  • Figure 7.3—Rate of emergency department visits with a principal diagnosis related to mental health and alcohol or substance abuse.
  • Figure 7.4—Rate of emergency department visits with a principal diagnosis related to dental issues.
  • Figure 7.9—Perforated appendixes per 1,000 admissions for appendicitis.
Disparities Report—Chapter 7: Efficiency
  • Figure 7.1—Adults age 65 and over who received potentially inappropriate prescription medications in the calendar year.
  • Figure 7.9—Perforated appendixes per 1,000 admissions for appendicitis, age 18 and over, in IHS, Tribal, and contract hospitals.
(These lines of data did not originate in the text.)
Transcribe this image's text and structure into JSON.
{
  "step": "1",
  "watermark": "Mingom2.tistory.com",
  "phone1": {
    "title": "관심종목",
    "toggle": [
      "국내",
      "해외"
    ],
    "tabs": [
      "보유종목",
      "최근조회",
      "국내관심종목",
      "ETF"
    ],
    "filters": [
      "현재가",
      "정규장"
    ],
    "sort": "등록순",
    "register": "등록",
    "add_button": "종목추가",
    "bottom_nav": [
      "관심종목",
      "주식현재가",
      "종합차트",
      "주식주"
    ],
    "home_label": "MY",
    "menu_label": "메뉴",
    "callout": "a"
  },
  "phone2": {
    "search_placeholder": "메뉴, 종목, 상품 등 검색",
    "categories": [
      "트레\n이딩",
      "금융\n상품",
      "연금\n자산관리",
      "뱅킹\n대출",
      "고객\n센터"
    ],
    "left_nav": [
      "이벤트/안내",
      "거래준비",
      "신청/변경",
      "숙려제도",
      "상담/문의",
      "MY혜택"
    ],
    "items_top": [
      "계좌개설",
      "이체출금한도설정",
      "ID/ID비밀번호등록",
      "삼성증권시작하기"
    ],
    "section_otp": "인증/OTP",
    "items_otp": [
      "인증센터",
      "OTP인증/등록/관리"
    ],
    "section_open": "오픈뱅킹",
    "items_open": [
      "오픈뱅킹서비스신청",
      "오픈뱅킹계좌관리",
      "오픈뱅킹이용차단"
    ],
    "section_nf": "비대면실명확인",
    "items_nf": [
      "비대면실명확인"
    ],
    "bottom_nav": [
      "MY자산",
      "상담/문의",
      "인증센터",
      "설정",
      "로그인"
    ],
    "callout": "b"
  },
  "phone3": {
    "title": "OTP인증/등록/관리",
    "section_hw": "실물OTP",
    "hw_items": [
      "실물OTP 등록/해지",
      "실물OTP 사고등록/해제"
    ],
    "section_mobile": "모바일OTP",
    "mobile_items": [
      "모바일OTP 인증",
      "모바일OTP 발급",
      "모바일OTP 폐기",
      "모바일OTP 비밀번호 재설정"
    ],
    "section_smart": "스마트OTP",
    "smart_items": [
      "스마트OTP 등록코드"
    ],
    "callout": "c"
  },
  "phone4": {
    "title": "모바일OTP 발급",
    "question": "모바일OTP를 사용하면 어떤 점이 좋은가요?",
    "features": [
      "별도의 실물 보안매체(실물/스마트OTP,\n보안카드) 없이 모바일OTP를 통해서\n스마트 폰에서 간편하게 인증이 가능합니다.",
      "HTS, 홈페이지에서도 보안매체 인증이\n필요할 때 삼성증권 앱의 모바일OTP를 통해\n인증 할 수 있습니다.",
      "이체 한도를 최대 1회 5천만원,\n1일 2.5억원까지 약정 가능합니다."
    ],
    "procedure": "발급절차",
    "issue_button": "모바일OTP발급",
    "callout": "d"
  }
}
Quality Report—Chapter 8: Health System Infrastructure
  • Figure 8.5—Trauma center utilization for severe injuries in the United States.
  • Figure 8.6—Characteristics of HSHC patients.
Quality Report—Chapter 9: Access to Care
  • Figure 9.5—People with a specific source of ongoing care.
  • Figure 9.6—People with a usual primary care provider.
  • Figure 9.7—People who were unable to get or delayed in getting needed medical care, dental care, or prescription medicines in the last 12 months.
Current as of May 2013
Internet Citation: 2012 National Healthcare Disparities Report: Chapter 10. Priority Populations (continued). May 2013. Agency for Healthcare Research and Quality, Rockville, MD. http://www.ahrq.gov/research/findings/nhqrdr/nhdr12/chap10b.html